YOUR ASSIGNMENT →
Go through the entries below and return every line that contains "desc".

MATERIALS PROVIDED →
+ + + + + + +

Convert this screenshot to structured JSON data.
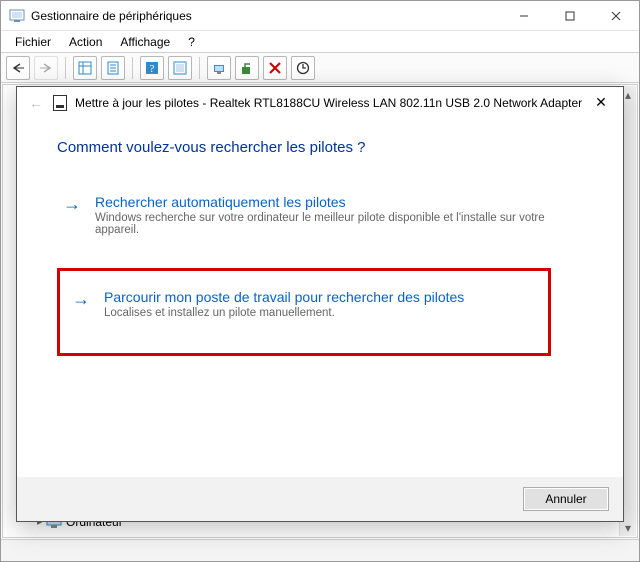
{
  "window": {
    "title": "Gestionnaire de périphériques"
  },
  "menu": {
    "file": "Fichier",
    "action": "Action",
    "view": "Affichage",
    "help": "?"
  },
  "tree": {
    "item_computer": "Ordinateur"
  },
  "dialog": {
    "title": "Mettre à jour les pilotes - Realtek RTL8188CU Wireless LAN 802.11n USB 2.0 Network Adapter",
    "question": "Comment voulez-vous rechercher les pilotes ?",
    "option1": {
      "title": "Rechercher automatiquement les pilotes",
      "desc": "Windows recherche sur votre ordinateur le meilleur pilote disponible et l'installe sur votre appareil."
    },
    "option2": {
      "title": "Parcourir mon poste de travail pour rechercher des pilotes",
      "desc": "Localises et installez un pilote manuellement."
    },
    "cancel": "Annuler"
  }
}
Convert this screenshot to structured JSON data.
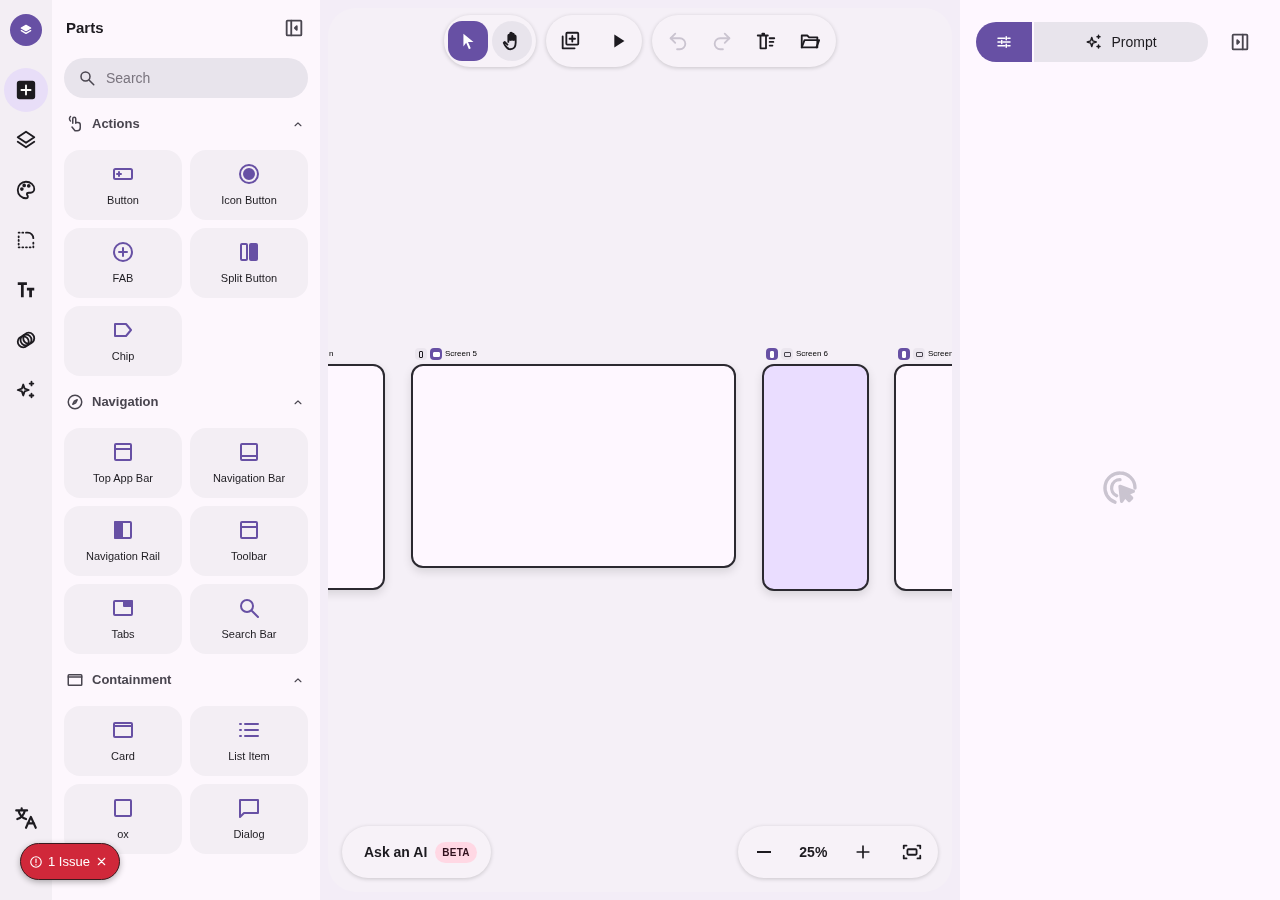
{
  "rail": {
    "items": [
      {
        "kind": "add",
        "selected": true
      },
      {
        "kind": "layers",
        "selected": false
      },
      {
        "kind": "palette",
        "selected": false
      },
      {
        "kind": "selection",
        "selected": false
      },
      {
        "kind": "text",
        "selected": false
      },
      {
        "kind": "circles",
        "selected": false
      },
      {
        "kind": "sparkles",
        "selected": false
      }
    ],
    "bottom": [
      {
        "kind": "translate"
      }
    ]
  },
  "parts": {
    "title": "Parts",
    "search": {
      "placeholder": "Search"
    },
    "sections": [
      {
        "kind": "actions",
        "title": "Actions",
        "expanded": true,
        "items": [
          {
            "kind": "button",
            "label": "Button"
          },
          {
            "kind": "icon-button",
            "label": "Icon Button"
          },
          {
            "kind": "fab",
            "label": "FAB"
          },
          {
            "kind": "split",
            "label": "Split Button"
          },
          {
            "kind": "chip",
            "label": "Chip"
          }
        ]
      },
      {
        "kind": "navigation",
        "title": "Navigation",
        "expanded": true,
        "items": [
          {
            "kind": "top-bar",
            "label": "Top App Bar"
          },
          {
            "kind": "bottom-bar",
            "label": "Navigation Bar"
          },
          {
            "kind": "rail",
            "label": "Navigation Rail"
          },
          {
            "kind": "top-bar",
            "label": "Toolbar"
          },
          {
            "kind": "tabs",
            "label": "Tabs"
          },
          {
            "kind": "search",
            "label": "Search Bar"
          }
        ]
      },
      {
        "kind": "containment",
        "title": "Containment",
        "expanded": true,
        "items": [
          {
            "kind": "card",
            "label": "Card"
          },
          {
            "kind": "list",
            "label": "List Item"
          },
          {
            "kind": "box",
            "label": "ox"
          },
          {
            "kind": "dialog",
            "label": "Dialog"
          }
        ]
      }
    ]
  },
  "toolbar": {
    "tools": [
      {
        "kind": "pointer",
        "selected": true
      },
      {
        "kind": "hand",
        "selected": false
      }
    ],
    "actions": [
      {
        "kind": "add-screen"
      },
      {
        "kind": "play"
      }
    ],
    "history": [
      {
        "kind": "undo",
        "disabled": true
      },
      {
        "kind": "redo",
        "disabled": true
      },
      {
        "kind": "delete",
        "disabled": false
      },
      {
        "kind": "folder",
        "disabled": false
      }
    ]
  },
  "canvas": {
    "screens": [
      {
        "label": "n",
        "selected": false
      },
      {
        "label": "Screen 5",
        "toggles": [
          {
            "kind": "phone",
            "selected": false
          },
          {
            "kind": "desktop",
            "selected": true
          }
        ],
        "selected": false
      },
      {
        "label": "Screen 6",
        "toggles": [
          {
            "kind": "phone",
            "selected": true
          },
          {
            "kind": "desktop",
            "selected": false
          }
        ],
        "selected": true
      },
      {
        "label": "Screen",
        "toggles": [
          {
            "kind": "phone",
            "selected": true
          },
          {
            "kind": "desktop",
            "selected": false
          }
        ],
        "selected": false
      }
    ]
  },
  "ask_ai": {
    "label": "Ask an AI",
    "badge": "BETA"
  },
  "zoom": {
    "value": "25%"
  },
  "issues": {
    "label": "1 Issue"
  },
  "right_panel": {
    "tabs": [
      {
        "kind": "tune",
        "selected": true
      },
      {
        "kind": "prompt",
        "label": "Prompt",
        "selected": false
      }
    ]
  }
}
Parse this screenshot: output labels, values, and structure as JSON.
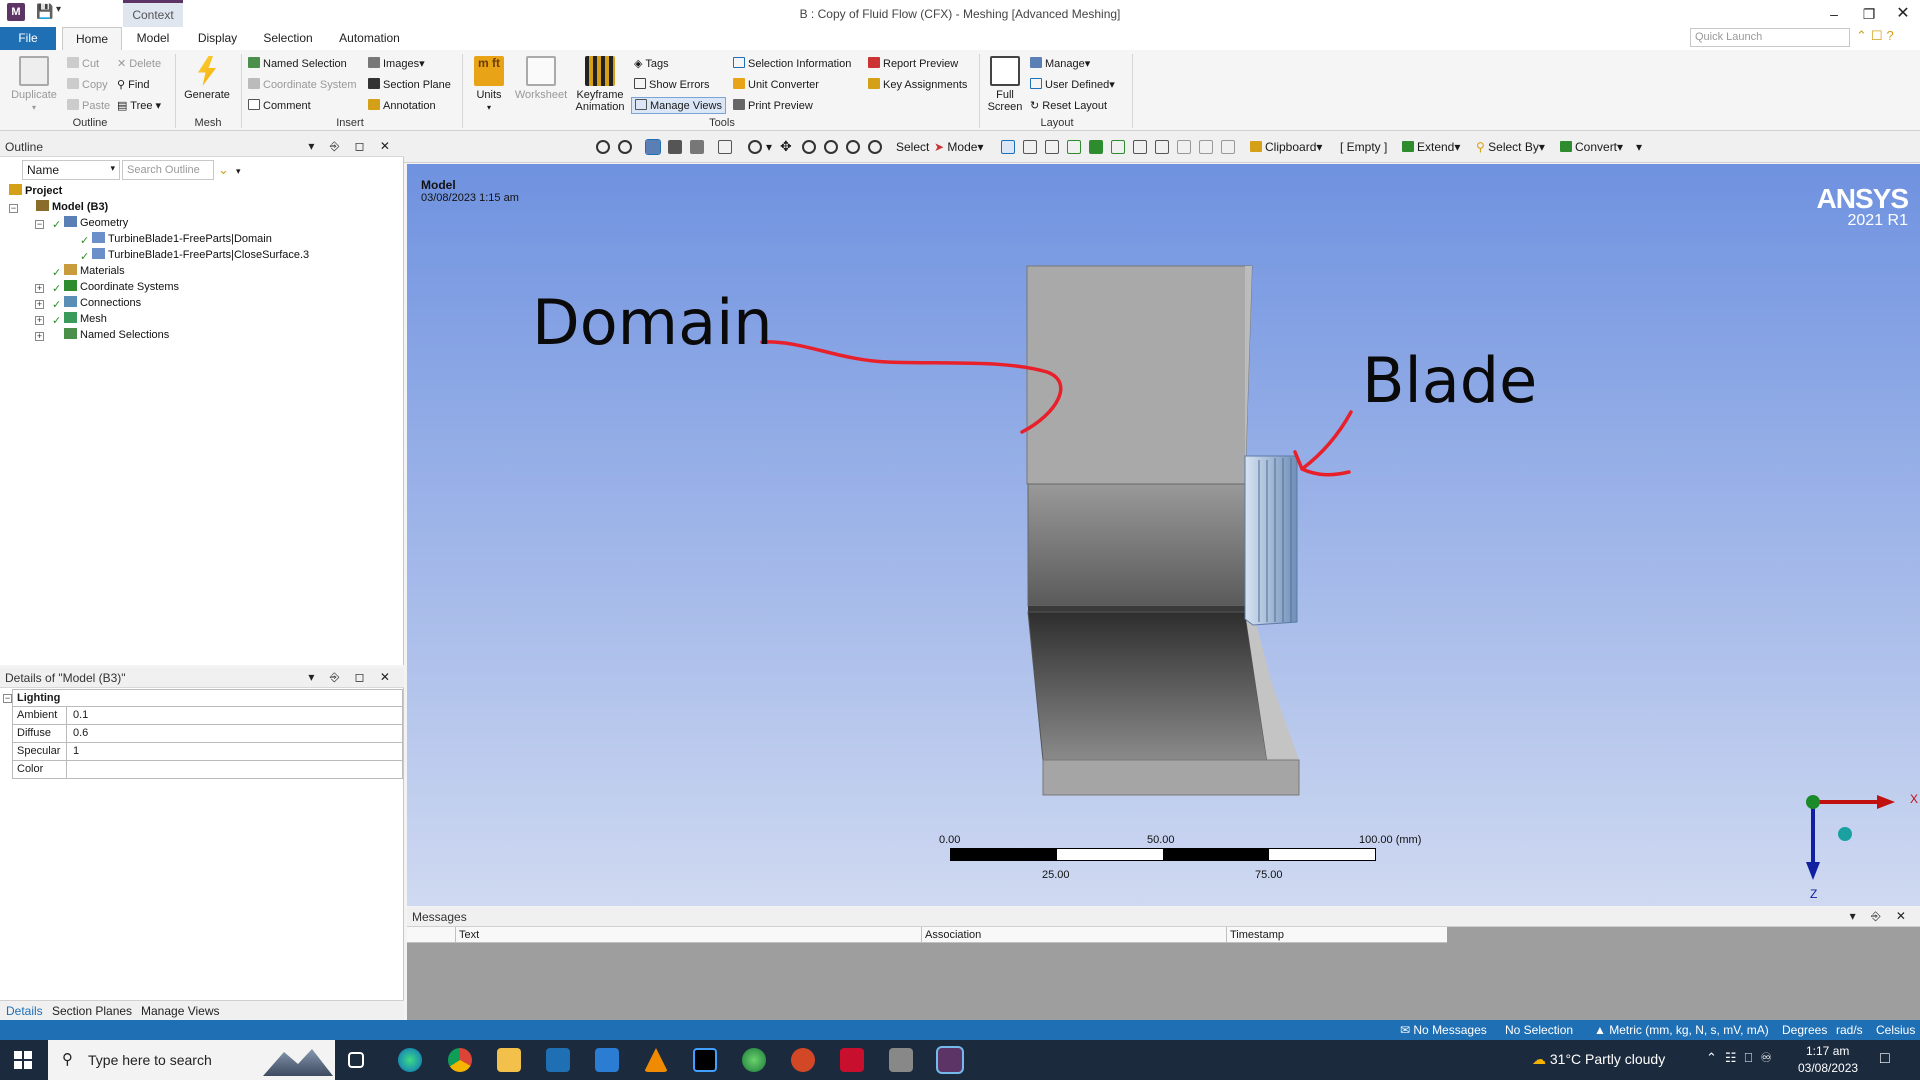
{
  "titlebar": {
    "app_icon": "M",
    "context_tab": "Context",
    "title": "B : Copy of Fluid Flow (CFX) - Meshing [Advanced Meshing]",
    "controls": [
      "minimize-icon",
      "restore-icon",
      "close-icon"
    ]
  },
  "tabs": [
    "File",
    "Home",
    "Model",
    "Display",
    "Selection",
    "Automation"
  ],
  "quick_launch": {
    "placeholder": "Quick Launch"
  },
  "ribbon": {
    "outline_group": {
      "label": "Outline",
      "duplicate": "Duplicate",
      "cut": "Cut",
      "copy": "Copy",
      "paste": "Paste",
      "delete": "Delete",
      "find": "Find",
      "tree": "Tree"
    },
    "mesh_group": {
      "label": "Mesh",
      "generate": "Generate"
    },
    "insert_group": {
      "label": "Insert",
      "named_selection": "Named Selection",
      "coordinate_system": "Coordinate System",
      "comment": "Comment",
      "images": "Images",
      "section_plane": "Section Plane",
      "annotation": "Annotation"
    },
    "tools_group": {
      "label": "Tools",
      "units": "Units",
      "worksheet": "Worksheet",
      "keyframe_line1": "Keyframe",
      "keyframe_line2": "Animation",
      "tags": "Tags",
      "show_errors": "Show Errors",
      "manage_views": "Manage Views",
      "selection_information": "Selection Information",
      "unit_converter": "Unit Converter",
      "print_preview": "Print Preview",
      "report_preview": "Report Preview",
      "key_assignments": "Key Assignments"
    },
    "layout_group": {
      "label": "Layout",
      "full_line1": "Full",
      "full_line2": "Screen",
      "manage": "Manage",
      "user_defined": "User Defined",
      "reset_layout": "Reset Layout"
    }
  },
  "graphics_toolbar": {
    "select": "Select",
    "mode": "Mode",
    "clipboard": "Clipboard",
    "empty": "[ Empty ]",
    "extend": "Extend",
    "select_by": "Select By",
    "convert": "Convert"
  },
  "outline": {
    "title": "Outline",
    "filter": "Name",
    "search_placeholder": "Search Outline",
    "tree": {
      "project": "Project",
      "model": "Model (B3)",
      "geometry": "Geometry",
      "part1": "TurbineBlade1-FreeParts|Domain",
      "part2": "TurbineBlade1-FreeParts|CloseSurface.3",
      "materials": "Materials",
      "coordinate_systems": "Coordinate Systems",
      "connections": "Connections",
      "mesh": "Mesh",
      "named_selections": "Named Selections"
    }
  },
  "details": {
    "title": "Details of \"Model (B3)\"",
    "section": "Lighting",
    "rows": [
      {
        "key": "Ambient",
        "value": "0.1"
      },
      {
        "key": "Diffuse",
        "value": "0.6"
      },
      {
        "key": "Specular",
        "value": "1"
      },
      {
        "key": "Color",
        "value": ""
      }
    ]
  },
  "bottom_tabs": [
    "Details",
    "Section Planes",
    "Manage Views"
  ],
  "viewport": {
    "model_label": "Model",
    "timestamp": "03/08/2023 1:15 am",
    "logo_name": "ANSYS",
    "logo_version": "2021 R1",
    "annotation_domain": "Domain",
    "annotation_blade": "Blade",
    "annotation_color": "#e8202a",
    "scale": {
      "t0": "0.00",
      "t50": "50.00",
      "t100": "100.00 (mm)",
      "t25": "25.00",
      "t75": "75.00"
    },
    "triad": {
      "x": "X",
      "z": "Z"
    }
  },
  "messages": {
    "title": "Messages",
    "columns": [
      "Text",
      "Association",
      "Timestamp"
    ]
  },
  "statusbar": {
    "messages": "No Messages",
    "selection": "No Selection",
    "units": "Metric (mm, kg, N, s, mV, mA)",
    "angle": "Degrees",
    "rate": "rad/s",
    "temp": "Celsius"
  },
  "taskbar": {
    "search_placeholder": "Type here to search",
    "apps": [
      "task-view-icon",
      "edge-icon",
      "chrome-icon",
      "file-explorer-icon",
      "store-icon",
      "mail-icon",
      "vlc-icon",
      "workbench-icon",
      "maps-icon",
      "powerpoint-icon",
      "solidworks-icon",
      "wb-icon",
      "meshing-icon"
    ],
    "weather": "31°C  Partly cloudy",
    "time": "1:17 am",
    "date": "03/08/2023"
  },
  "colors": {
    "accent": "#1f6fb5",
    "viewport_top": "#6f92e0",
    "viewport_bottom": "#cfd9f1"
  }
}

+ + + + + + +

TASK SOLUTION →
      "desc": "Windows recherche sur votre ordinateur le meilleur pilote disponible et l'installe sur votre appareil."
      "desc": "Localises et installez un pilote manuellement."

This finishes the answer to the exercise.